- Fatigue: Yes, tired drivers are at a high risk of causing an accident since they may just fall asleep due to exhaustion. If you have been working back-to-back night shifts and drive then you may drift off to sleep due to fatigue. Your response time for averting a collision is minimal when you are tired.
- Racing and Reckless Driving: If you drive with no care in the world or the rules of the road then you may end up in an accident. Impatience in driving can cost many lives so be extra careful when you sense an aggressive driver tailgating your car.
- Running at Red Lights: For some drivers, red light may not mean stopping, but trying your luck. Well, you may not be lucky all the time and if you are also driving at high speed then the collision could be fatal. So, keep your eyes wide open and stop when you see red.
- Bad Weather: Canadian weather has its share of miseries such as snow, ice, slush, black ice, fog, hail, etc. Bad weather may cause road conditions to change while you drive and skid or spin. If you using the wrong tires too then this only adds to the trouble. Drive with your headlights when needed for better visibility and not your high beams.
- Running at Stop Signs: Rollover stops at signs may not be a healthy driving habit, in case you forgot your driving lessons. One driver running a stop sign may cause many side-impact car collisions that could be avoided. Stop sign means you stop till it is safe to proceed.
- Nighttime Driving: When an erratic driver cannot avert collisions during the day then the chances of collisions for such a driver multiplies at nighttime. Your awareness and focus tend to reduce with nightfall especially after a tiresome hectic day. Visibility is also less and you may miss a hazard ahead of the road.
- Vehicle Defects: In case your car has a defective component that you ignored and decided to drive then it might be dangerous. Many serious car collisions are due to defects in important vehicle parts such as engine, accelerator, brakes, etc.
- Wrong lane changes: When you suddenly get into the other lane without any warning that may confuse the other driver and cause a collision. Use the turn signal and proceed only after checking your blind spots while changing lanes for safety.
- Driving In the Wrong Direction: If you lapse in your judgment and suddenly turn right into a one-way street then it could very dangerous. When you go the wrong way you are inviting a collision that could be severe.
- Tailgating: Following a vehicle too close is a no-no as per even your driving lessons. If the car you are tailgating suddenly brakes then you may not have enough response time to stop a collision.
- Animal Crossings: You need to watch for animals such as deer, crossing when you drive. This is more common on highways near rural woody areas. So, look out for the sign that says animal crossing and put on your high beams.
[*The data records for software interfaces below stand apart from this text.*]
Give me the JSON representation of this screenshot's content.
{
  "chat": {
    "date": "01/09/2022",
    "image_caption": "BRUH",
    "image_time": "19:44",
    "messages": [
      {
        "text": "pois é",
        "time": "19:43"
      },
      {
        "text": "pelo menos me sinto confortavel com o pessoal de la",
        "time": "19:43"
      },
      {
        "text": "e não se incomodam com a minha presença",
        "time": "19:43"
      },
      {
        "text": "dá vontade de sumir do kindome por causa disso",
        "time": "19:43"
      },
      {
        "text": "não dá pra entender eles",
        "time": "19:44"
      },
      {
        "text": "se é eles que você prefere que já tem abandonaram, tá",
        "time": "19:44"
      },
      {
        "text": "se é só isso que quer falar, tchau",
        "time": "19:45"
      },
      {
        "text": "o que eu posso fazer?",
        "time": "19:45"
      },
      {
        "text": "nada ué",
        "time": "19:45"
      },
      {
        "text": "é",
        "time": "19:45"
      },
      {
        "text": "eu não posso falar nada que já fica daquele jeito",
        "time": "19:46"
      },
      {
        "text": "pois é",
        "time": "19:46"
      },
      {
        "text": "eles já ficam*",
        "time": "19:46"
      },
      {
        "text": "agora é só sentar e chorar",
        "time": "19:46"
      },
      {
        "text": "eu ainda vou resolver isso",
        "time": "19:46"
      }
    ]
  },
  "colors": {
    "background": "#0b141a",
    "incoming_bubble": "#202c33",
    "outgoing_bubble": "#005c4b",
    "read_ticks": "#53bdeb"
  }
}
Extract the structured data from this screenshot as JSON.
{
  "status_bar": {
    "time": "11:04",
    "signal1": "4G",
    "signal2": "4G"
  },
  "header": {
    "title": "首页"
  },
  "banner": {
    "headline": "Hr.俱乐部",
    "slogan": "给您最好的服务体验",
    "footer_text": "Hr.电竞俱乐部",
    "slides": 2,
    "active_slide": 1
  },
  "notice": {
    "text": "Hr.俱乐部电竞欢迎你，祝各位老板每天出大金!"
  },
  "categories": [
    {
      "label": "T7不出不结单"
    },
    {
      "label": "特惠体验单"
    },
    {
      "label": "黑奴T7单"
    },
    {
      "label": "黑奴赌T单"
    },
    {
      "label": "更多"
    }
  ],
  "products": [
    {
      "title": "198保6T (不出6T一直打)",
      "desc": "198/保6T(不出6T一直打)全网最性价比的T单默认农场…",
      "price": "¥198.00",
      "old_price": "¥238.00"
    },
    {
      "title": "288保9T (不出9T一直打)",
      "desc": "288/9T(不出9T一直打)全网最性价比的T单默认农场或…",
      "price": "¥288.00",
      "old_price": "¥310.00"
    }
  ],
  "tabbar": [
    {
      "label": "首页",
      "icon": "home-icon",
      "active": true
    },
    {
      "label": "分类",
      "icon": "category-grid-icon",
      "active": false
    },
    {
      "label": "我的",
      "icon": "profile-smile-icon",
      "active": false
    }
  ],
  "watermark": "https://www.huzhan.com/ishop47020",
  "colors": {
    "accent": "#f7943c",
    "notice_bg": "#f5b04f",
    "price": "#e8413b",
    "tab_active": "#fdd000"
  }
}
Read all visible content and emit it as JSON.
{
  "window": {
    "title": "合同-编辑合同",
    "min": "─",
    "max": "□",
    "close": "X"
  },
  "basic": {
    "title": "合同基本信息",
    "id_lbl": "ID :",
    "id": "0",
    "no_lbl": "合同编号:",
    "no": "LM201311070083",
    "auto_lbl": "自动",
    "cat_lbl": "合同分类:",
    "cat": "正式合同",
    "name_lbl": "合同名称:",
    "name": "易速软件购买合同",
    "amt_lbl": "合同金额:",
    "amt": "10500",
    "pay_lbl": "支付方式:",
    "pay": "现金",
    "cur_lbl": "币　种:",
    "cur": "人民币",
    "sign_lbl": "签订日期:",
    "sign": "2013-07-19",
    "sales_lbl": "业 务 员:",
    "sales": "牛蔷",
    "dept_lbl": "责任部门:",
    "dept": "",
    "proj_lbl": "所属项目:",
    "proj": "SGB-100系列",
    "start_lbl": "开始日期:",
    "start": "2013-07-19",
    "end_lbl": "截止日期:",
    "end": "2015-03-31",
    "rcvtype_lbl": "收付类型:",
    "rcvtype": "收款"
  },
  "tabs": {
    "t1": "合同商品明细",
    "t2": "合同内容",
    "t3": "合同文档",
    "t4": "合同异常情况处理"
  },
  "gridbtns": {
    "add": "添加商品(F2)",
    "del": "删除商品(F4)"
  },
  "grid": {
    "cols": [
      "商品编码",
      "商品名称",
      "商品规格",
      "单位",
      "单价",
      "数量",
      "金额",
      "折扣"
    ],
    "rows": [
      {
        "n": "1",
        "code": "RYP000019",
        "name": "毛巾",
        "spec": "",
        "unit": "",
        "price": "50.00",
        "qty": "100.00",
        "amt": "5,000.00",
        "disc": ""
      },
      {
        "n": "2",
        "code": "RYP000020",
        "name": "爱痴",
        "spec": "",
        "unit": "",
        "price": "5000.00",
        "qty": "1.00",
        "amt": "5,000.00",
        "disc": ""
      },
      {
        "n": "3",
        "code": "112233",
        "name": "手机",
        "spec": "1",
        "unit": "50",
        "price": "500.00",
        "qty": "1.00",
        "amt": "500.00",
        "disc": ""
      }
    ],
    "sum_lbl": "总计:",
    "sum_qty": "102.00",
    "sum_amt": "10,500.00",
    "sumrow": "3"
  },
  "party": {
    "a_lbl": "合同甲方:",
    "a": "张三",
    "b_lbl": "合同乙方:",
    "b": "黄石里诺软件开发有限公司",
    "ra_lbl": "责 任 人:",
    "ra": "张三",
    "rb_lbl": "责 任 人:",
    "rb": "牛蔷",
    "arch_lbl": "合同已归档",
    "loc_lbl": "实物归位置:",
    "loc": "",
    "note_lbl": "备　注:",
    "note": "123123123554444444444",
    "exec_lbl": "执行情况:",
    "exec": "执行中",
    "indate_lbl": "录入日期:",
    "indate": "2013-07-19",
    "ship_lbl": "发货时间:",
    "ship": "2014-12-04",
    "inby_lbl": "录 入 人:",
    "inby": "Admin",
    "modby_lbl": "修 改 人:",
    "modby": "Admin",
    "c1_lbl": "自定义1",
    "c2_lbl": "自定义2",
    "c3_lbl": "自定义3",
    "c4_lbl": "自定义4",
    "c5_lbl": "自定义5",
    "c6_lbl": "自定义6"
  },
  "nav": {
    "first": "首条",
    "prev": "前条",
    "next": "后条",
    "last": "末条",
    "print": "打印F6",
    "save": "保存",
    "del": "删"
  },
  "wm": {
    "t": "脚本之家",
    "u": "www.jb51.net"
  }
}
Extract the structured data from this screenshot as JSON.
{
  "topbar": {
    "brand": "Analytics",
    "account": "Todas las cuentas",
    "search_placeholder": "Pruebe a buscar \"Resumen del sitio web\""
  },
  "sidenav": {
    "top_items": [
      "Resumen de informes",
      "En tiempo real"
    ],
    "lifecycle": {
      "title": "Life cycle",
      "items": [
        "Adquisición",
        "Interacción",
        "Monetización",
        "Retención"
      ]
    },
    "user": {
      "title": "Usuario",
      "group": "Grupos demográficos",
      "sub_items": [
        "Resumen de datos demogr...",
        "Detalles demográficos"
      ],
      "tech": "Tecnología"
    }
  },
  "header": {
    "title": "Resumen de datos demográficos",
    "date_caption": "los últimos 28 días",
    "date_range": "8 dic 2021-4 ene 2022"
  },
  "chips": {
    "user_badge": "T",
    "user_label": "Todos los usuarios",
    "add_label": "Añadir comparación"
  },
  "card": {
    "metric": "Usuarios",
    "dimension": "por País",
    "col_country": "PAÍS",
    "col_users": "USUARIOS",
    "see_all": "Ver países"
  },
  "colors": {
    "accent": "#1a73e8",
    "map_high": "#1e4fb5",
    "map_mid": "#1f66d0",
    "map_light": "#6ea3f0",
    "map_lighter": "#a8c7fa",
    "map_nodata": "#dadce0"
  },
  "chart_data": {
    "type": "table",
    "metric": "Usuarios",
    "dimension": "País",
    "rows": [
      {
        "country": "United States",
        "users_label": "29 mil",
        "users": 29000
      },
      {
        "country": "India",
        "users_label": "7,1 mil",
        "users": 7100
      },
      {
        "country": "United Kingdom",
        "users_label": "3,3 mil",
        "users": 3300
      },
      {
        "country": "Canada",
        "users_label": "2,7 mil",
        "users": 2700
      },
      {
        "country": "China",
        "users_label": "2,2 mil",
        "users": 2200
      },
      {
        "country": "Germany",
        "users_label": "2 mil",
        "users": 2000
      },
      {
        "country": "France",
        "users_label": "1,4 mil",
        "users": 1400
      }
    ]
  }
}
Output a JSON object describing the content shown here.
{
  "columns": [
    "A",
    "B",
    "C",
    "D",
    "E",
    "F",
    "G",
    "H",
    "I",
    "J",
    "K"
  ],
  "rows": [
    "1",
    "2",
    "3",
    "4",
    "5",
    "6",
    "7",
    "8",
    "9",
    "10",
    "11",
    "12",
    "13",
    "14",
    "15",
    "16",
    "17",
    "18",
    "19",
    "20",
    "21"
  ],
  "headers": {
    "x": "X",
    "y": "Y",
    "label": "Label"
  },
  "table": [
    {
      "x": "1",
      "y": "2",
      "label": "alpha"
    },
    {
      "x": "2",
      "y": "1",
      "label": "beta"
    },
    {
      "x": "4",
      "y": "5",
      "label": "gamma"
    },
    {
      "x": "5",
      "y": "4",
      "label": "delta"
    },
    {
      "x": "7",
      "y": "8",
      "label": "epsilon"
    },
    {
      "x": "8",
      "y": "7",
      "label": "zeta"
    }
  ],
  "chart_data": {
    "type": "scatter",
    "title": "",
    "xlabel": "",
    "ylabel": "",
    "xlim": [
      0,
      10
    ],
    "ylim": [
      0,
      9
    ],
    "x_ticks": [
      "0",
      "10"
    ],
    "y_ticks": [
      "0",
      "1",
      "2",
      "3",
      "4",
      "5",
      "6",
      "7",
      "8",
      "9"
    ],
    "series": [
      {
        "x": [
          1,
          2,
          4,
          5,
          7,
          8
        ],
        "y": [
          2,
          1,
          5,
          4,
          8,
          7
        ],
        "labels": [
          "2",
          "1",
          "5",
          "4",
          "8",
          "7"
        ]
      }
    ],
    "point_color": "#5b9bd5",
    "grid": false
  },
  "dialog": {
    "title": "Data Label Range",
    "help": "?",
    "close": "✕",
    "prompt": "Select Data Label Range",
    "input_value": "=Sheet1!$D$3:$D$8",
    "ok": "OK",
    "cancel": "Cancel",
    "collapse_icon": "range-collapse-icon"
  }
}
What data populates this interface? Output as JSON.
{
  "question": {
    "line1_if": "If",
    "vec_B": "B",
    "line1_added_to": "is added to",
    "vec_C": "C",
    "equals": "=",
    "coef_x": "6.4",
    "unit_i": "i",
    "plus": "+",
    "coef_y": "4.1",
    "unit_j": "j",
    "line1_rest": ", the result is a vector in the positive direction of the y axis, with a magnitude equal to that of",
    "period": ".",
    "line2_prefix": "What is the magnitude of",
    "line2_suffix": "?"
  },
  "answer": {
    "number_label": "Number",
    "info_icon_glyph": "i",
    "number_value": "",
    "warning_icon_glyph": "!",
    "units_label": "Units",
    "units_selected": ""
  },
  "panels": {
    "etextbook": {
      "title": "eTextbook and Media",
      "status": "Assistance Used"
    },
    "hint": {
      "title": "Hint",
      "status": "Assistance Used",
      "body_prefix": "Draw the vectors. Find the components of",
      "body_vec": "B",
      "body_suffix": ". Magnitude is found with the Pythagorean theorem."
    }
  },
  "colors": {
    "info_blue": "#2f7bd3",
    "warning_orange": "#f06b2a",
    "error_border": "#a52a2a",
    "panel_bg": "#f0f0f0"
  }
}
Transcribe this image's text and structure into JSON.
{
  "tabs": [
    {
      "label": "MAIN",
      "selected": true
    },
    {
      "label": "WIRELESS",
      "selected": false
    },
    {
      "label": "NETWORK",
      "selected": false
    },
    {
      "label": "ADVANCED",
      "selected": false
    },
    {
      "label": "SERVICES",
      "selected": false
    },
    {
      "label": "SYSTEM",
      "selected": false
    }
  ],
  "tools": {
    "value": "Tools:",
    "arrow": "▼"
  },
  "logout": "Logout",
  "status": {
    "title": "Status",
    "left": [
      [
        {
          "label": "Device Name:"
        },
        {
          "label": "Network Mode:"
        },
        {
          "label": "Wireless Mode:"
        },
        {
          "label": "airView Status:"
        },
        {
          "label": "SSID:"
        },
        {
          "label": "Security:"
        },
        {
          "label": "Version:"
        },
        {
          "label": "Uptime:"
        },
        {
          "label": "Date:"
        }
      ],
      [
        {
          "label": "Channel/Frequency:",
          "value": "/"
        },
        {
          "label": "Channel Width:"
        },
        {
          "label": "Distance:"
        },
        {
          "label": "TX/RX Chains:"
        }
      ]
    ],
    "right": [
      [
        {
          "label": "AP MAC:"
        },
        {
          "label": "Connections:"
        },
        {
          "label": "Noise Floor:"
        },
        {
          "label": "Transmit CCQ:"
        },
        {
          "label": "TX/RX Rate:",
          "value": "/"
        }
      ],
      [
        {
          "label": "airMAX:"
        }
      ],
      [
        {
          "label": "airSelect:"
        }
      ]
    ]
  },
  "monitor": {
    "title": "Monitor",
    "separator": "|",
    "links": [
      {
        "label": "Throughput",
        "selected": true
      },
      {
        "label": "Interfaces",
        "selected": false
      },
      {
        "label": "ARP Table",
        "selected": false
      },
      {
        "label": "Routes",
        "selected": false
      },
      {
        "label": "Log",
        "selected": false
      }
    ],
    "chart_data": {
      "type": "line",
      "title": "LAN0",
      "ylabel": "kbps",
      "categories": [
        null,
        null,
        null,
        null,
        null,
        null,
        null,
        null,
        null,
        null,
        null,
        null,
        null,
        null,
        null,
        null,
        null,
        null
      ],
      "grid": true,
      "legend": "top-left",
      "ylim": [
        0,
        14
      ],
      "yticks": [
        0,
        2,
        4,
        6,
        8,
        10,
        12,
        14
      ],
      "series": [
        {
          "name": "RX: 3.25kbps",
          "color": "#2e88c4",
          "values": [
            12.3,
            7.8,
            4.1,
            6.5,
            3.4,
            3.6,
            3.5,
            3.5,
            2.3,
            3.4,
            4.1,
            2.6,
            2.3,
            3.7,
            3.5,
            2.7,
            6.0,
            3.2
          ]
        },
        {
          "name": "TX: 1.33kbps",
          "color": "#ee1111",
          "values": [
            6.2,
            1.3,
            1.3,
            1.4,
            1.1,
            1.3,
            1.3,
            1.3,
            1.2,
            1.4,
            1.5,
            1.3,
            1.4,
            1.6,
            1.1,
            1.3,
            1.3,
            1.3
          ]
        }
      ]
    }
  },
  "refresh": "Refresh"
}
Animals do not follow rules.
- Construction Zones: A very common cause that is due to poorly managed construction areas for roadwork or incompetent crew. When they are not vigilant to guide traffic, you must take extra caution and drive safe.
- Ignoring traffic rules: There are traffic signals for regulatory, informational, directional, and hazard warning purposes. When you follow these signals then you may remain safe and avoid accidents. It is important to know the difference between the signs of their relevance and correct road use.
Who Has The Most Car Accidents, Men Or Women
As per data from Statistics Canada, it is clear over the past few years that women are safer drivers than men. Men tend to cause more accidents as per the statistics that are shown below due to various reasons. Most men drive more distances on an average basis than female drivers. This offers more exposure on the road to traffic and other hazards and there is a higher risk for men. Apart from these reasons young men are more aggressive drivers than females and take risks often. Well, the following numbers speak for this disproportion.
Statistics Canada Data Comparison for Male & Female Drivers
The above table depicts a comparison of the number of collisions by male and female drivers as per Statistics Canada. It is very clear that over the years from 2009 to 2013, there are more collisions by males than female drivers. In fact, the differences in rates are consistent except for 2010 and notably, the collision rates for males dropped in 2013. Surprisingly though male drivers try to get their license early, the female drivers take their time to hone their driving skills.
Year by Year Accident Statistic Table
As per the above table, the collision statistics reported by Transport Canada is on the decline over the years. From 2010 to 2014, there has been a steady drop in the number of fatalities due to collisions. The only inconsistency seems to be in 2012 when the number of fatalities increased by 42 compared to 2011. On the other hand, when you compare the rate of injuries due to collisions there is a steady decline. The disparity in injuries and fatalities rates is very high as per the data.